■ **What you are asked to do**
Working from the entries that follow, retype each one without any alteration.
Start of Input data
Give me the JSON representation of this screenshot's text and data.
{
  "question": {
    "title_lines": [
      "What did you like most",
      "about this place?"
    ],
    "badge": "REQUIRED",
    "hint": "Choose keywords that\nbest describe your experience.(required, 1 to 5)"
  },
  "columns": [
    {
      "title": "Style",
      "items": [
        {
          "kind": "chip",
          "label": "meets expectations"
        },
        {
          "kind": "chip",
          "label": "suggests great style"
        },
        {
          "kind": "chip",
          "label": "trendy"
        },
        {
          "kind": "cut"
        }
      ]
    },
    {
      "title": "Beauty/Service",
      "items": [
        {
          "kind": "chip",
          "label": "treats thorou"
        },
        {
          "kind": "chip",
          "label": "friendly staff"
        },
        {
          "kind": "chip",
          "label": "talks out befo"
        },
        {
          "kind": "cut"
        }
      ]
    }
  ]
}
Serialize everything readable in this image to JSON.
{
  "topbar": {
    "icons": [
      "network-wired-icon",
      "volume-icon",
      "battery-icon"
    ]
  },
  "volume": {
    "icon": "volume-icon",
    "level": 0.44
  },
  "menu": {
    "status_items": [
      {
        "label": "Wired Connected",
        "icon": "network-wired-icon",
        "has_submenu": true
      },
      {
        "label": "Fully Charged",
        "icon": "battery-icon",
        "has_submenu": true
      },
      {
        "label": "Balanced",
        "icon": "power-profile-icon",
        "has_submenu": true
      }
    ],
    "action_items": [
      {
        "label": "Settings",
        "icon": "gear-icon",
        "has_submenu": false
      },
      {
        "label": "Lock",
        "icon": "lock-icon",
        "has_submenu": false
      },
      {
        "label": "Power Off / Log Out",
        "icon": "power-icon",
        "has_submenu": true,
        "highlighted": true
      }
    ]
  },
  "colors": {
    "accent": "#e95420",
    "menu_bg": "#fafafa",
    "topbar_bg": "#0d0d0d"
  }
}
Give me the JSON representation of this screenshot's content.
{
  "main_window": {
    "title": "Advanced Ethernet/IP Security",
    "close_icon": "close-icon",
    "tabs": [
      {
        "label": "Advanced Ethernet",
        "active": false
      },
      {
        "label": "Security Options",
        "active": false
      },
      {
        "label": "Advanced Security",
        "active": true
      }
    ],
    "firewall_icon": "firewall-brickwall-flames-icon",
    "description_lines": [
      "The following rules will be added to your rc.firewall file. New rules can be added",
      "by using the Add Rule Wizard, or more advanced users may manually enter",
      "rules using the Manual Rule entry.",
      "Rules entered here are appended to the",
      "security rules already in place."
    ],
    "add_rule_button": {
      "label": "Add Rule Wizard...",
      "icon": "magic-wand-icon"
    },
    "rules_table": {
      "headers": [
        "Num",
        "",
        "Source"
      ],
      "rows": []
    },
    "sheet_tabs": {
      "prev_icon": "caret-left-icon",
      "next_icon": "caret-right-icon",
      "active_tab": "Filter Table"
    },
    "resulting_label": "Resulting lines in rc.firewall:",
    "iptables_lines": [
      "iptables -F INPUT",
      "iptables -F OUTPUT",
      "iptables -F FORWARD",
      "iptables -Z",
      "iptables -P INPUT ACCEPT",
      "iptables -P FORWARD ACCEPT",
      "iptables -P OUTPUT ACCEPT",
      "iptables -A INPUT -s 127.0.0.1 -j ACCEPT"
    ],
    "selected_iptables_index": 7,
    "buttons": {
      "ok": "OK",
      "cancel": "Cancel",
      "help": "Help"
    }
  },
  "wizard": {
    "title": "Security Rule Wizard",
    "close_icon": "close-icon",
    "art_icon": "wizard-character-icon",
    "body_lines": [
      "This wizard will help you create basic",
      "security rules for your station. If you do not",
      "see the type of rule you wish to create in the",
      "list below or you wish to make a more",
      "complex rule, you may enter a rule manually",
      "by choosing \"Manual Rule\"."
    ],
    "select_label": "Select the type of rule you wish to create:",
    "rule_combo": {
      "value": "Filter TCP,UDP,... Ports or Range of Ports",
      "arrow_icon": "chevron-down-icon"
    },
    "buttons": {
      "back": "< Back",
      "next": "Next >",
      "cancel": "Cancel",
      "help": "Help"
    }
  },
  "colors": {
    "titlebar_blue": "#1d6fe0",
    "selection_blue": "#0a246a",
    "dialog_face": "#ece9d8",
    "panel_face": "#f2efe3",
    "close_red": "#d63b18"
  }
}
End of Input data
■ **Answer space**
Give me the JSON representation of this screenshot's text and data.
{
  "question": {
    "title_lines": [
      "What did you like most",
      "about this place?"
    ],
    "badge": "REQUIRED",
    "hint": "Choose keywords that\nbest describe your experience.(required, 1 to 5)"
  },
  "columns": [
    {
      "title": "Style",
      "items": [
        {
          "kind": "chip",
          "label": "meets expectations"
        },
        {
          "kind": "chip",
          "label": "suggests great style"
        },
        {
          "kind": "chip",
          "label": "trendy"
        },
        {
          "kind": "cut"
        }
      ]
    },
    {
      "title": "Beauty/Service",
      "items": [
        {
          "kind": "chip",
          "label": "treats thorou"
        },
        {
          "kind": "chip",
          "label": "friendly staff"
        },
        {
          "kind": "chip",
          "label": "talks out befo"
        },
        {
          "kind": "cut"
        }
      ]
    }
  ]
}
Serialize everything readable in this image to JSON.
{
  "topbar": {
    "icons": [
      "network-wired-icon",
      "volume-icon",
      "battery-icon"
    ]
  },
  "volume": {
    "icon": "volume-icon",
    "level": 0.44
  },
  "menu": {
    "status_items": [
      {
        "label": "Wired Connected",
        "icon": "network-wired-icon",
        "has_submenu": true
      },
      {
        "label": "Fully Charged",
        "icon": "battery-icon",
        "has_submenu": true
      },
      {
        "label": "Balanced",
        "icon": "power-profile-icon",
        "has_submenu": true
      }
    ],
    "action_items": [
      {
        "label": "Settings",
        "icon": "gear-icon",
        "has_submenu": false
      },
      {
        "label": "Lock",
        "icon": "lock-icon",
        "has_submenu": false
      },
      {
        "label": "Power Off / Log Out",
        "icon": "power-icon",
        "has_submenu": true,
        "highlighted": true
      }
    ]
  },
  "colors": {
    "accent": "#e95420",
    "menu_bg": "#fafafa",
    "topbar_bg": "#0d0d0d"
  }
}
Give me the JSON representation of this screenshot's content.
{
  "main_window": {
    "title": "Advanced Ethernet/IP Security",
    "close_icon": "close-icon",
    "tabs": [
      {
        "label": "Advanced Ethernet",
        "active": false
      },
      {
        "label": "Security Options",
        "active": false
      },
      {
        "label": "Advanced Security",
        "active": true
      }
    ],
    "firewall_icon": "firewall-brickwall-flames-icon",
    "description_lines": [
      "The following rules will be added to your rc.firewall file. New rules can be added",
      "by using the Add Rule Wizard, or more advanced users may manually enter",
      "rules using the Manual Rule entry.",
      "Rules entered here are appended to the",
      "security rules already in place."
    ],
    "add_rule_button": {
      "label": "Add Rule Wizard...",
      "icon": "magic-wand-icon"
    },
    "rules_table": {
      "headers": [
        "Num",
        "",
        "Source"
      ],
      "rows": []
    },
    "sheet_tabs": {
      "prev_icon": "caret-left-icon",
      "next_icon": "caret-right-icon",
      "active_tab": "Filter Table"
    },
    "resulting_label": "Resulting lines in rc.firewall:",
    "iptables_lines": [
      "iptables -F INPUT",
      "iptables -F OUTPUT",
      "iptables -F FORWARD",
      "iptables -Z",
      "iptables -P INPUT ACCEPT",
      "iptables -P FORWARD ACCEPT",
      "iptables -P OUTPUT ACCEPT",
      "iptables -A INPUT -s 127.0.0.1 -j ACCEPT"
    ],
    "selected_iptables_index": 7,
    "buttons": {
      "ok": "OK",
      "cancel": "Cancel",
      "help": "Help"
    }
  },
  "wizard": {
    "title": "Security Rule Wizard",
    "close_icon": "close-icon",
    "art_icon": "wizard-character-icon",
    "body_lines": [
      "This wizard will help you create basic",
      "security rules for your station. If you do not",
      "see the type of rule you wish to create in the",
      "list below or you wish to make a more",
      "complex rule, you may enter a rule manually",
      "by choosing \"Manual Rule\"."
    ],
    "select_label": "Select the type of rule you wish to create:",
    "rule_combo": {
      "value": "Filter TCP,UDP,... Ports or Range of Ports",
      "arrow_icon": "chevron-down-icon"
    },
    "buttons": {
      "back": "< Back",
      "next": "Next >",
      "cancel": "Cancel",
      "help": "Help"
    }
  },
  "colors": {
    "titlebar_blue": "#1d6fe0",
    "selection_blue": "#0a246a",
    "dialog_face": "#ece9d8",
    "panel_face": "#f2efe3",
    "close_red": "#d63b18"
  }
}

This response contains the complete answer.